A few days ago, I was in the women’s locker room at my gym and a young collegiate-aged girl came up to me and said, “Your body is perfect.” I laughed gently but told her, “No bodies are perfect, and they weren’t designed to be.” She shrugged and said, “I’d still kill for it.” It was funny to me, not in a funny, ha-ha way, but funny nonetheless. I haven’t felt my body has been at it’s best for almost a year and half now for a variety of reasons. But it’s telling that others see perfections where we see faults.
Recently, I was looking at collegiate pictures of myself, what I looked like, after a lifetime of competitive sports had ended, and I didn’t like it. Then I looked at pictures of myself when I was younger than that, effortlessly thin and athletic. But I remember not liking it all that much either. It seems that at every stage of my life thus far, I had to justify my body to others, and to myself. I don’t always like my body now, even though I’m supposed to be a much wiser.
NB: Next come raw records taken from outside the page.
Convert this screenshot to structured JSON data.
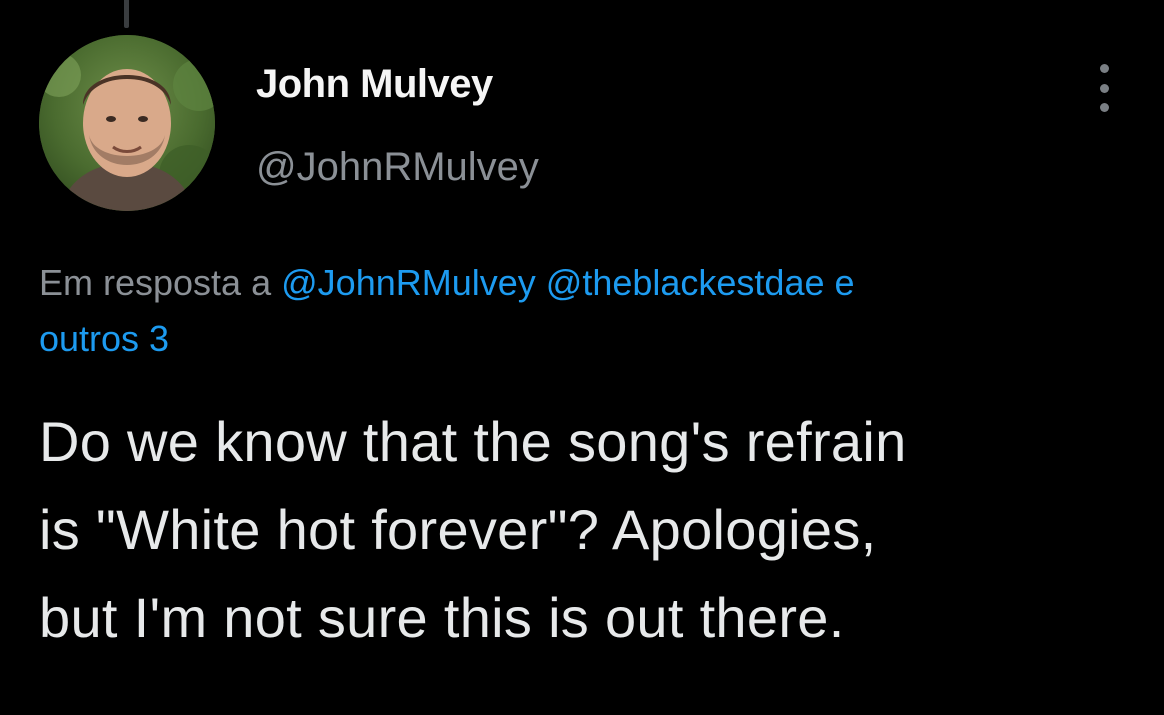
{
  "tweet": {
    "author": {
      "name": "John Mulvey",
      "handle": "@JohnRMulvey",
      "avatar_icon": "person-avatar-photo"
    },
    "reply_context": {
      "prefix": "Em resposta a",
      "mentions": [
        "@JohnRMulvey",
        "@theblackestdae"
      ],
      "connector": "e",
      "others": "outros 3"
    },
    "text_lines": [
      "Do we know that the song's refrain",
      "is \"White hot forever\"? Apologies,",
      "but I'm not sure this is out there."
    ],
    "more_icon": "vertical-ellipsis-icon"
  },
  "colors": {
    "background": "#000000",
    "text": "#e7e9ea",
    "secondary": "#8b9096",
    "link": "#1d9bf0"
  }
}
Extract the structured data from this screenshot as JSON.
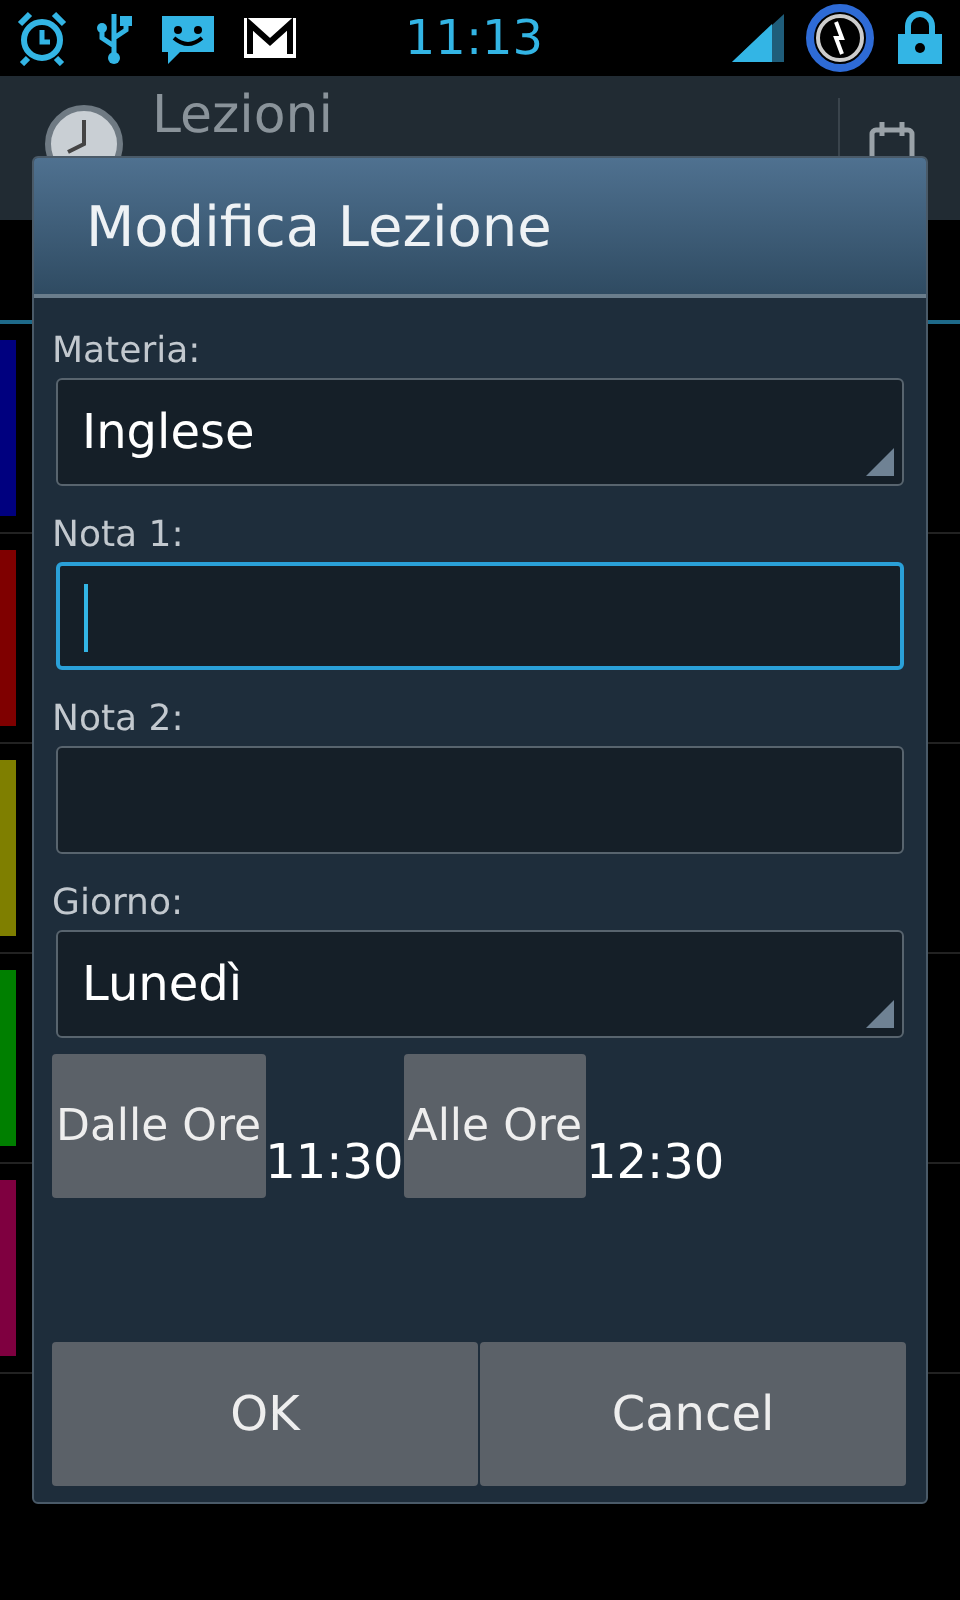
{
  "status_bar": {
    "time": "11:13"
  },
  "app_bar": {
    "title": "Lezioni"
  },
  "lessons": [
    {
      "color": "#00007f"
    },
    {
      "color": "#7f0000"
    },
    {
      "color": "#7f7f00"
    },
    {
      "color": "#007f00"
    },
    {
      "color": "#7f0040"
    }
  ],
  "dialog": {
    "title": "Modifica Lezione",
    "fields": [
      {
        "kind": "spinner",
        "label": "Materia:",
        "value": "Inglese"
      },
      {
        "kind": "input",
        "label": "Nota 1:",
        "focused": true
      },
      {
        "kind": "input",
        "label": "Nota 2:",
        "focused": false
      },
      {
        "kind": "spinner",
        "label": "Giorno:",
        "value": "Lunedì"
      }
    ],
    "times": [
      {
        "button": "Dalle Ore",
        "value": "11:30"
      },
      {
        "button": "Alle Ore",
        "value": "12:30"
      }
    ],
    "buttons": [
      "OK",
      "Cancel"
    ]
  }
}
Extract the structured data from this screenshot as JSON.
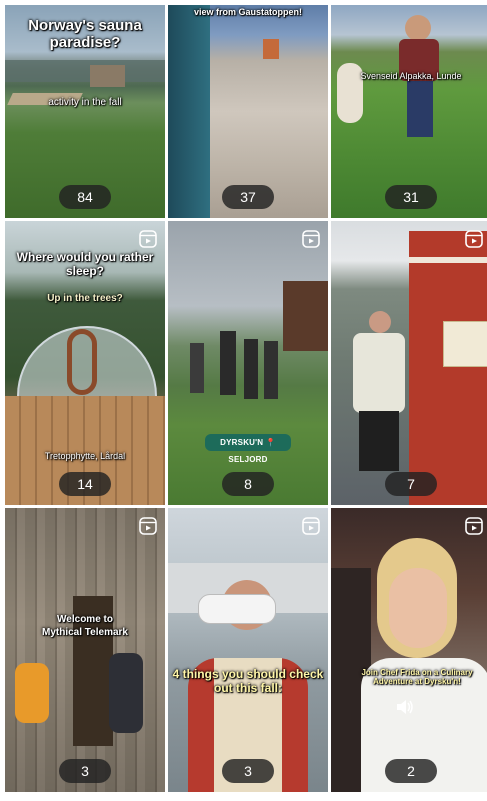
{
  "tiles": [
    {
      "caption": "Norway's sauna paradise?",
      "caption2": "activity in the fall",
      "count": "84",
      "reel": false
    },
    {
      "caption": "view from Gaustatoppen!",
      "count": "37",
      "reel": false
    },
    {
      "caption": "Svenseid Alpakka, Lunde",
      "count": "31",
      "reel": false
    },
    {
      "caption": "Where would you rather sleep?",
      "caption2": "Up in the trees?",
      "caption3": "Tretopphytte, Lårdal",
      "count": "14",
      "reel": true
    },
    {
      "label": "DYRSKU'N 📍SELJORD",
      "count": "8",
      "reel": true
    },
    {
      "count": "7",
      "reel": true
    },
    {
      "caption": "Welcome to",
      "caption2": "Mythical Telemark",
      "count": "3",
      "reel": true
    },
    {
      "caption": "4 things you should check out this fall:",
      "count": "3",
      "reel": true
    },
    {
      "caption": "Join Chef Frida on a Culinary Adventure at Dyrsku'n!",
      "count": "2",
      "reel": true
    }
  ],
  "colors": {
    "count_pill": "#222222",
    "label_pill": "#1d6b5a"
  }
}
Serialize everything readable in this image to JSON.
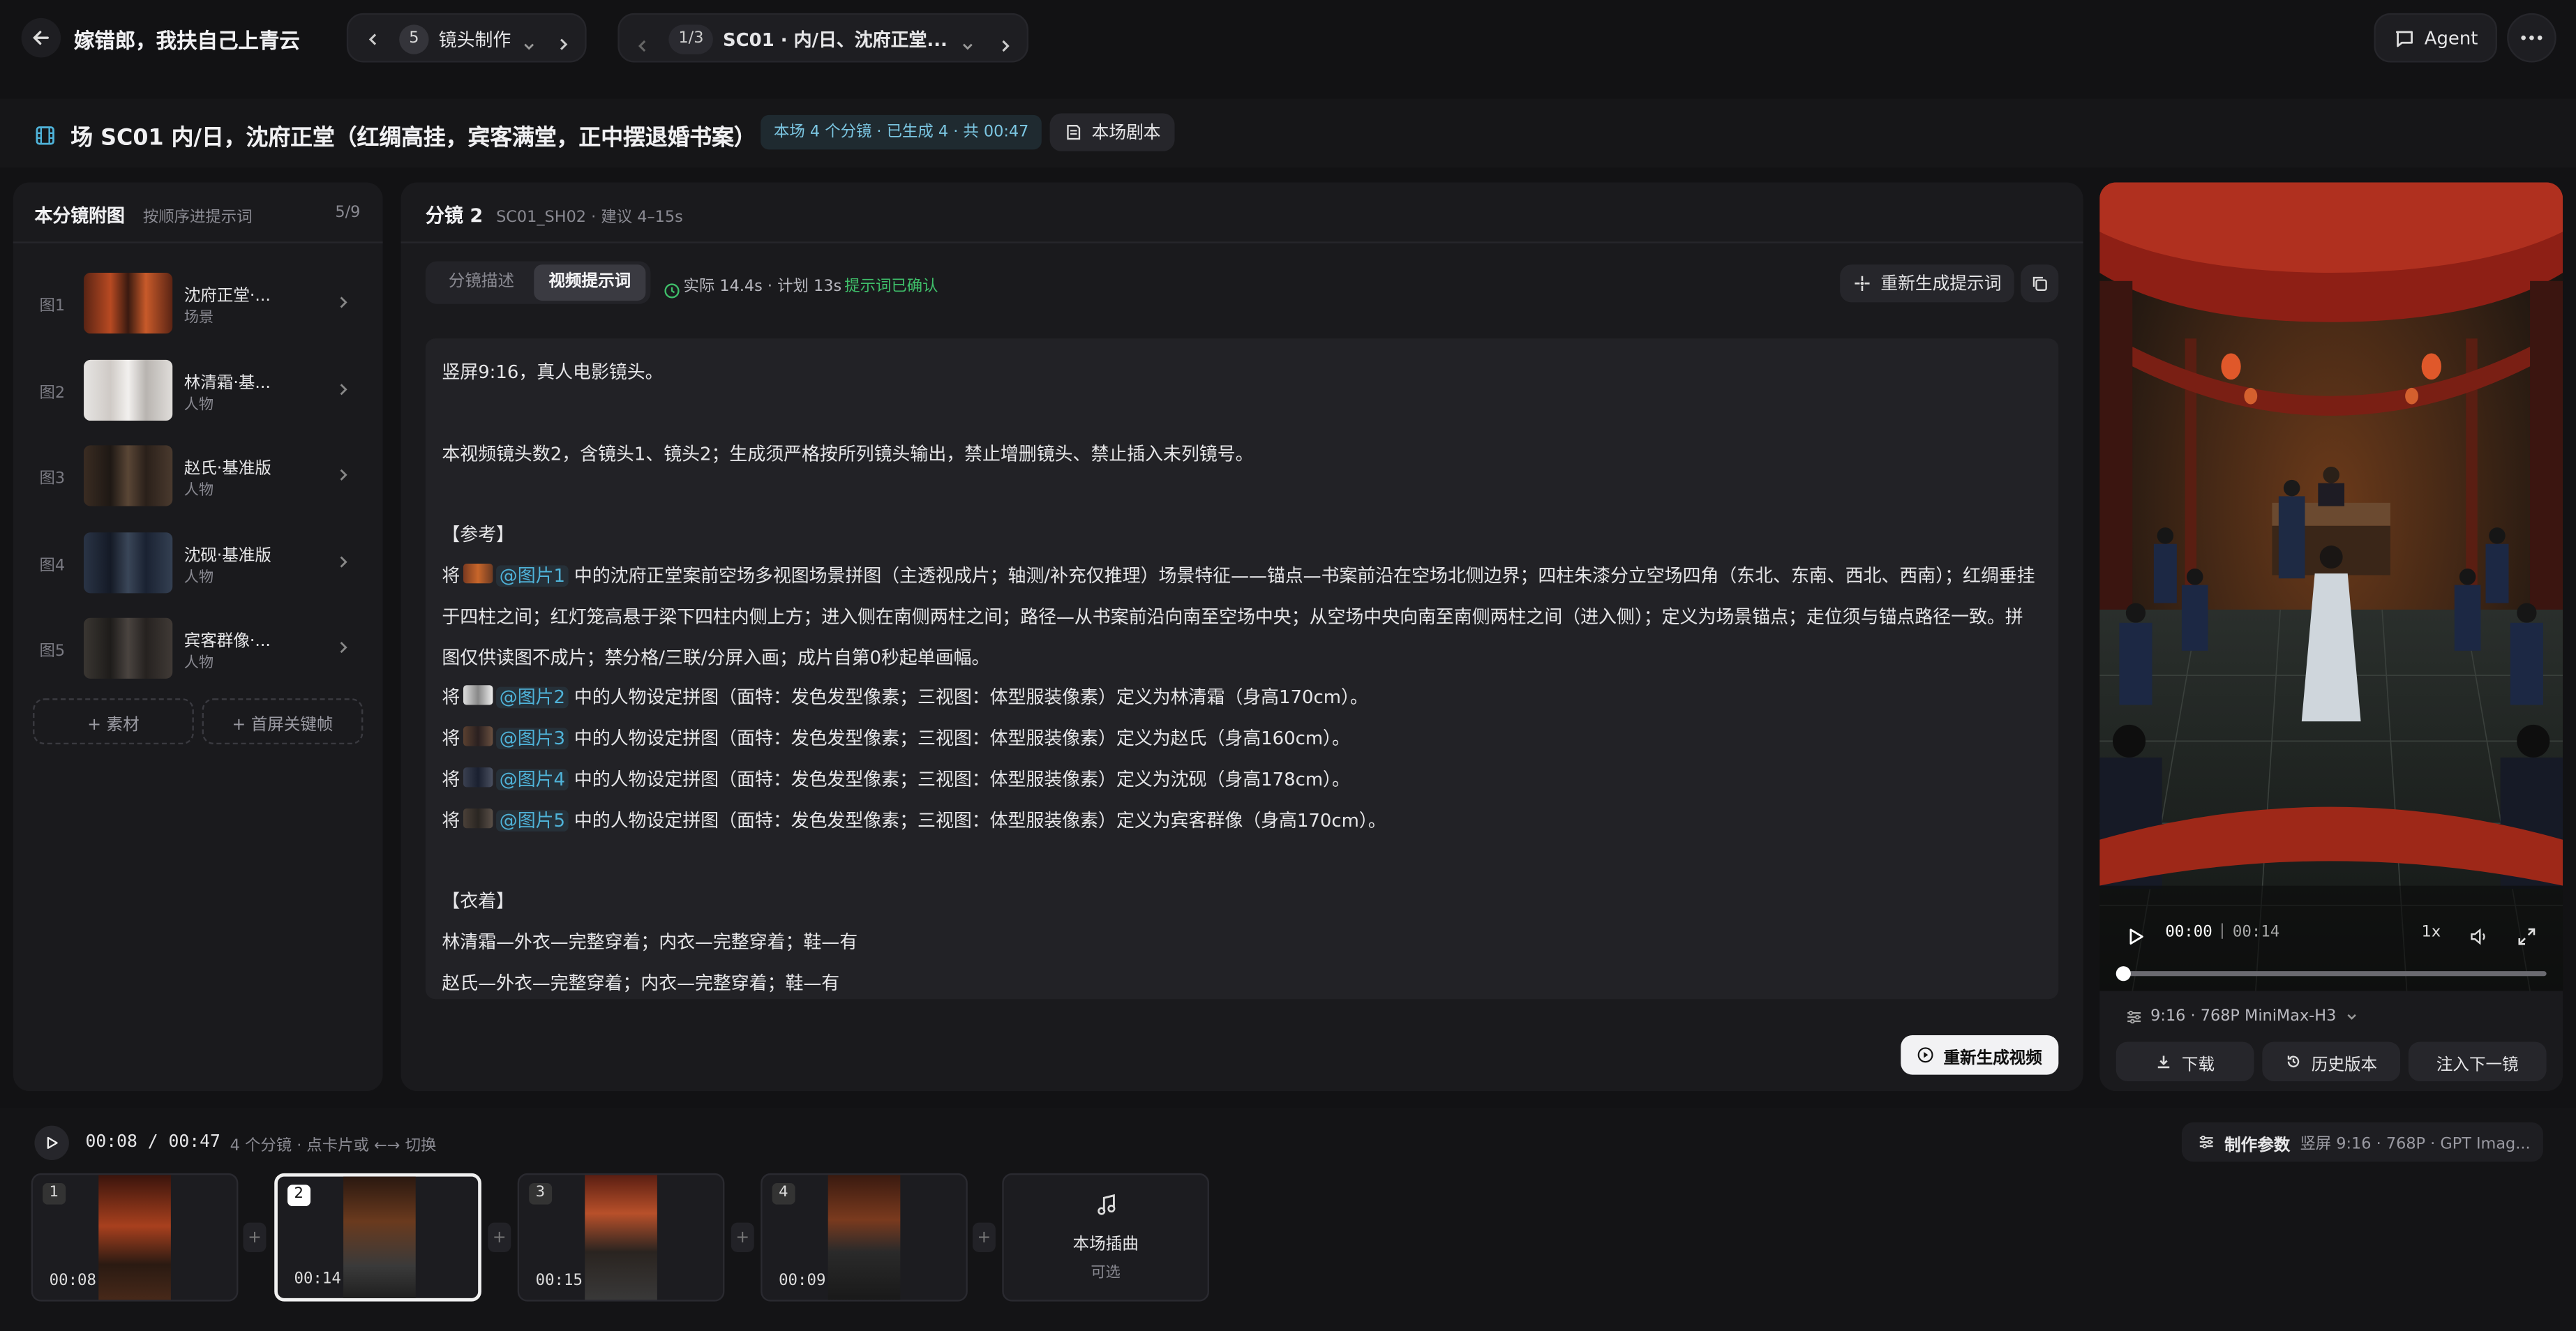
{
  "topbar": {
    "project_title": "嫁错郎，我扶自己上青云",
    "step_number": "5",
    "step_label": "镜头制作",
    "scene_counter": "1/3",
    "scene_label": "SC01 · 内/日、沈府正堂...",
    "agent_label": "Agent"
  },
  "scene_header": {
    "title": "场 SC01 内/日，沈府正堂（红绸高挂，宾客满堂，正中摆退婚书案）",
    "badge": "本场 4 个分镜 · 已生成 4 · 共 00:47",
    "script_button": "本场剧本"
  },
  "sidebar": {
    "title": "本分镜附图",
    "subtitle": "按顺序进提示词",
    "count": "5/9",
    "items": [
      {
        "index": "图1",
        "name": "沈府正堂·...",
        "type": "场景"
      },
      {
        "index": "图2",
        "name": "林清霜·基...",
        "type": "人物"
      },
      {
        "index": "图3",
        "name": "赵氏·基准版",
        "type": "人物"
      },
      {
        "index": "图4",
        "name": "沈砚·基准版",
        "type": "人物"
      },
      {
        "index": "图5",
        "name": "宾客群像·...",
        "type": "人物"
      }
    ],
    "add_material": "+ 素材",
    "add_keyframe": "+ 首屏关键帧"
  },
  "shot": {
    "title": "分镜 2",
    "meta": "SC01_SH02 · 建议 4–15s",
    "tab_desc": "分镜描述",
    "tab_prompt": "视频提示词",
    "timing": "实际 14.4s · 计划 13s",
    "confirmed": "提示词已确认",
    "regen_prompt": "重新生成提示词",
    "regen_video": "重新生成视频"
  },
  "prompt": {
    "line1": "竖屏9:16，真人电影镜头。",
    "line2": "本视频镜头数2，含镜头1、镜头2；生成须严格按所列镜头输出，禁止增删镜头、禁止插入未列镜号。",
    "ref_head": "【参考】",
    "ref1_pre": "将",
    "ref1_tag": "@图片1",
    "ref1_body": "中的沈府正堂案前空场多视图场景拼图（主透视成片；轴测/补充仅推理）场景特征——锚点—书案前沿在空场北侧边界；四柱朱漆分立空场四角（东北、东南、西北、西南）；红绸垂挂",
    "ref1_cont1": "于四柱之间；红灯笼高悬于梁下四柱内侧上方；进入侧在南侧两柱之间；路径—从书案前沿向南至空场中央；从空场中央向南至南侧两柱之间（进入侧）；定义为场景锚点；走位须与锚点路径一致。拼",
    "ref1_cont2": "图仅供读图不成片；禁分格/三联/分屏入画；成片自第0秒起单画幅。",
    "ref2_pre": "将",
    "ref2_tag": "@图片2",
    "ref2_body": "中的人物设定拼图（面特：发色发型像素；三视图：体型服装像素）定义为林清霜（身高170cm）。",
    "ref3_pre": "将",
    "ref3_tag": "@图片3",
    "ref3_body": "中的人物设定拼图（面特：发色发型像素；三视图：体型服装像素）定义为赵氏（身高160cm）。",
    "ref4_pre": "将",
    "ref4_tag": "@图片4",
    "ref4_body": "中的人物设定拼图（面特：发色发型像素；三视图：体型服装像素）定义为沈砚（身高178cm）。",
    "ref5_pre": "将",
    "ref5_tag": "@图片5",
    "ref5_body": "中的人物设定拼图（面特：发色发型像素；三视图：体型服装像素）定义为宾客群像（身高170cm）。",
    "cloth_head": "【衣着】",
    "cloth1": "林清霜—外衣—完整穿着；内衣—完整穿着；鞋—有",
    "cloth2": "赵氏—外衣—完整穿着；内衣—完整穿着；鞋—有"
  },
  "player": {
    "current": "00:00",
    "duration": "00:14",
    "speed": "1x",
    "progress": 0.0,
    "spec": "9:16 · 768P MiniMax-H3",
    "download": "下载",
    "history": "历史版本",
    "inject_next": "注入下一镜"
  },
  "timeline": {
    "time": "00:08 / 00:47",
    "hint": "4 个分镜 · 点卡片或 ←→ 切换",
    "params_label": "制作参数",
    "params_value": "竖屏 9:16 · 768P · GPT Imag...",
    "clips": [
      {
        "num": "1",
        "duration": "00:08"
      },
      {
        "num": "2",
        "duration": "00:14"
      },
      {
        "num": "3",
        "duration": "00:15"
      },
      {
        "num": "4",
        "duration": "00:09"
      }
    ],
    "music_label": "本场插曲",
    "music_sub": "可选"
  },
  "colors": {
    "accent": "#4fb3d9",
    "success": "#3fbf6a",
    "bg": "#121214",
    "panel": "#1a1a1d"
  },
  "icons": [
    "back-arrow-icon",
    "chevron-left-icon",
    "chevron-right-icon",
    "chevron-down-icon",
    "chat-icon",
    "more-icon",
    "film-icon",
    "script-icon",
    "sparkle-icon",
    "copy-icon",
    "clock-icon",
    "play-icon",
    "volume-icon",
    "fullscreen-icon",
    "settings-icon",
    "download-icon",
    "history-icon",
    "music-icon"
  ]
}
But every time I don’t like it, I stop and tell myself just as I had told the girl, “No bodies are perfect.”
American culture, as in United States culture, is a paradox. It certainly is when you come here as a late teen. On one hand, everything from the food production systems to the media and marketing structures suggests an acceptance of unhealthy lifestyles. On the other hand, there is an expectation that the individual will make good choices in spite of this, without any accountability to the society. And then there is the privileged “purchasing” of health through higher cost food items and lifestyle choices that many do not have access to. But through it all, there is an expectation that the mixed messages of the society will lead people, and especially women, to aspire for the standard of beauty (sometimes promoted as a standard of health), that is deemed acceptable.
You have to be thin but not too thin, lest anyone think you suffer from an eating disorder. And God forbid if you are anywhere close to being considered “fat.” You have to walk this ever-shifting fine line where you are trying to lead a lifestyle that is healthy, but often one that is inevitably also related to how you are perceived in terms of beauty. There is always something to be perfected, always places to lose or gain or sculpt or tone; there is always something that needs to be better, isn’t there? Maybe I should have just taken the girl’s compliment at the gym. But I wanted her to know something more important.
After several athletic-related injuries to my body in the last year and a half which I had never experienced before, I have a different relationship with my body now. I do not wish to abuse it by overworking it to achieve some kind of “look.” And I do not wish to abuse it by not utilizing its capabilities to the best of my ability. I do not wish to treat it like it’s a vehicle where I can go back and forth between the extremes of caring for it one minute and neglecting it, the next. I do not wish to make my body the battleground of society’s unrealistic ideals or its imprudent psychologies. My body is not just my own, and in many senses I can argue that. But if there is something I refuse to let it be – it is the vessel for society’s pleasures and pains.
It’s both unfortunate and lucky that it took particular and (hopefully) temporary imperfections and incapabilities of my body to recognize the importance of one’s relationship to the body, outside of the popular constructs society inflicts on it. I am still recovering from these injuries. And while I sometimes I get frustrated by what my body cannot do (currently) or the physical pains I experience, I recognize too the importance of gratitude to the body, regardless of how yours might function, temporarily or permanently. The body does so much more than we can ever thank it for.
LIke every person and especially woman, I still fall for society’s paradox. Drinking a few glasses too many, picking apart the areas I feel self-conscious about, not always eating as well as I should, etc. But one of the consistent factors of having a healthy relationship with your body is being compassionate to it. Whether it’s compassion for it’s limitations or compassionate in the imperfect choices you sometimes make. Still, compassion, above all, is the name of the game. And along with prudence, paying attention to the individual choices we can make, holding society accountable for its shortcomings, and the ultimate desire to achieve not an arbitrary standard for what one looks like, but an appreciation for the best version of ourselves in accordance with our imperfections, that will allow us to achieve a healthy relationship with our bodies.
I think it all comes down to wrongly perceiving that relationships with our bodies are healthy when when they are deemed beautiful. But in reality every person, regardless of their shape and size feels the brunt of society’s expectations. Perhaps then the reverse is actually what is true: That we feel most beautiful when our relationship to our body is healthy. That, at least can alleviate society’s propensity to equate health and beauty to idealized bodies. Indeed, borrowing words from a poster and making them my own, and like I eventually told the girl at the gym, “As long as you’re treating your body like it belongs to someone you love, your body needn’t be perfect. That aside, perfect bodies simply do not exist.”